As Phoenix Mayor Greg Stanton, several Arizona mayors and state business leaders returned from a trip earlier this month nurturing the state’s growing business relationship with Mexico, our No. 1 trading partner, I am reminded that the business climate in Arizona is our brand to protect and promote.
The group, which included two dozen business leaders such as CEO Russ Yelton of Pinnacle Transplant Technologies and Margie Emmermann of consulting firm Molera Alvarez, was there as part of Stanton’s 13th trip to the region since 2012. The mayor of the nation’s sixth largest city wants our southern neighbors to know that Arizona is open for business.
“I believe this is a page-turning moment for Arizona in our relationship with Mexico, and it’s to the benefit of both our respective economies. We are going to show Mexico City the real Arizona,” Stanton said.
And how do we successfully sell the idea that Arizona is an ideal business partner? Naturally, we point to the bright spots.
The overall economic impact in the region of February’s Super Bowl XLIX, the Pro Bowl and related events was $719.4 million according to a report by the Seidman Research Institute and the W.P. Carey School of Business at Arizona State University. That not only is the largest economic impact of any special event ever in the state, but also the highest impact for any Super Bowl in which data is available.
The City of Phoenix moved at the speed of business earlier this year to launch its “Phoenix is Hot” campaign, selling not only the enviable weather, but the growing economic sectors including high tech, manufacturing, bioscience research and advanced business services.
It’s great to see so many entities striving to drive our local economy. The city’s campaign dovetails well with the Chamber-led strategic economic development initiative, Phoenix Forward. Phoenix Forward brings together the Chamber, the City of Phoenix, Maricopa County and the Arizona Commerce Authority to foster a pro-business environment through focusing on four key sectors: bioscience, health care, advanced business and financial services, and transportation and logistics.
In June, Gov. Doug Ducey led a delegation of Arizona business and political leaders to Mexico City to further strengthen our cross-border ties.
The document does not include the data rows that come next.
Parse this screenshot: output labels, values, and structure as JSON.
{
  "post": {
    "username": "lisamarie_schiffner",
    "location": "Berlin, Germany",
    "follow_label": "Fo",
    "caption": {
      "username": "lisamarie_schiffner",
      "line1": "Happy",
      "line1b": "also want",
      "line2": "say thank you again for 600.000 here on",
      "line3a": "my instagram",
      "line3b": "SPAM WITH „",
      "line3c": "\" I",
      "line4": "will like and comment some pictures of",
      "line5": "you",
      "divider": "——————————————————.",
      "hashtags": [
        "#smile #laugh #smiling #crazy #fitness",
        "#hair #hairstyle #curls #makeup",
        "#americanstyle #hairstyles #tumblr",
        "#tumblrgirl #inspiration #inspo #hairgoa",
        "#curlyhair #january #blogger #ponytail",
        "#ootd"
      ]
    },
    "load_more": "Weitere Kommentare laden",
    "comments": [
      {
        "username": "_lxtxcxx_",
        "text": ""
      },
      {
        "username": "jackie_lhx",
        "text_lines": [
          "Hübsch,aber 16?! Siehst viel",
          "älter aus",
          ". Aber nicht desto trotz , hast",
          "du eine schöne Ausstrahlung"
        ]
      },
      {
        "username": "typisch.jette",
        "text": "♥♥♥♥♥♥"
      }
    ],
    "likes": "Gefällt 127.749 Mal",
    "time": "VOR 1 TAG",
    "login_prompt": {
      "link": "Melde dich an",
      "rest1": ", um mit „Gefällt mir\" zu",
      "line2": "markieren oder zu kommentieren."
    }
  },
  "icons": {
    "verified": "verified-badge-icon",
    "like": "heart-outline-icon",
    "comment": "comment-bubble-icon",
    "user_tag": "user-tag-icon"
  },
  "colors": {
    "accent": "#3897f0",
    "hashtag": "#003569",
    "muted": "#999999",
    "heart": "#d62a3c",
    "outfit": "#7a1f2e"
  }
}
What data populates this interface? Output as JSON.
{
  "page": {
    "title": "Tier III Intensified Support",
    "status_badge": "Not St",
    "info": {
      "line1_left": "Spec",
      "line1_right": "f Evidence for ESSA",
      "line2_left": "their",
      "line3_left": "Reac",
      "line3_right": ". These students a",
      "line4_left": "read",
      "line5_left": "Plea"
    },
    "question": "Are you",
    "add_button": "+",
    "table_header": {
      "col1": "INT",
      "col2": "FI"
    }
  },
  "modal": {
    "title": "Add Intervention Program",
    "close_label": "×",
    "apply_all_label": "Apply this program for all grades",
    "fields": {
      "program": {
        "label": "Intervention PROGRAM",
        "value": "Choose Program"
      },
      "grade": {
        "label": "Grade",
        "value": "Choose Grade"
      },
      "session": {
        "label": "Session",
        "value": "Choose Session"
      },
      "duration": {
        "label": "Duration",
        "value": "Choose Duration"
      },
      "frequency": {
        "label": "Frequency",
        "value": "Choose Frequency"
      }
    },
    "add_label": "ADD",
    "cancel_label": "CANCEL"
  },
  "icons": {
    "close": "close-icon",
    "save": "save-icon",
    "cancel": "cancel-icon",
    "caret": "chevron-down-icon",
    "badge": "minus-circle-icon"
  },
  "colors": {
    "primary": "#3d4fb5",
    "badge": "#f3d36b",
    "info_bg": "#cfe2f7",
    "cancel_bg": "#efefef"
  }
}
Rolling out the welcome mat to a country that is on track to be the fifth largest economy in the world by 2050 is a smart decision.
Just a few weeks ago, ProMexico, the agency responsible for promoting Mexico’s participation in the global economy, including bilateral trade and investment, announced it will open a Phoenix office. The opening will come after Arizona opened a trade office in Mexico City last year.
Earlier this month, the American Planning Association named Phoenix’s Roosevelt Row one of its 2015 Great Neighborhoods, a designation shared by only three other places in the country.
The organization recognized the unique southwestern architecture of the area’s historic single- and multi-family homes, transit-oriented infill development and vibrant arts scene, which make Roosevelt Row a “highly desirable place to live, work and visit.”
In just a couple days, the Chamber will recognize our 2015 ATHENA award finalists during an event on Oct. 29 at the Arizona Biltmore. These outstanding Valley businesswomen make a difference in our community through excellence in business and leadership, exemplary community service and mentorship of other women.
ATHENAs represent just a small fraction of the public and private business leaders who are pushing our state toward success now and in the future.
So yes, as the city says, Phoenix – and Arizona – are definitely hot.
“As a top market for skilled and available workforce, companies are growing in Phoenix because it’s not only a thriving business environment, but a great place to live,” the city says. And that’s the message that we, as caretakers of the Arizona brand and as promoters of the state’s businesses, should make sure shines the brightest.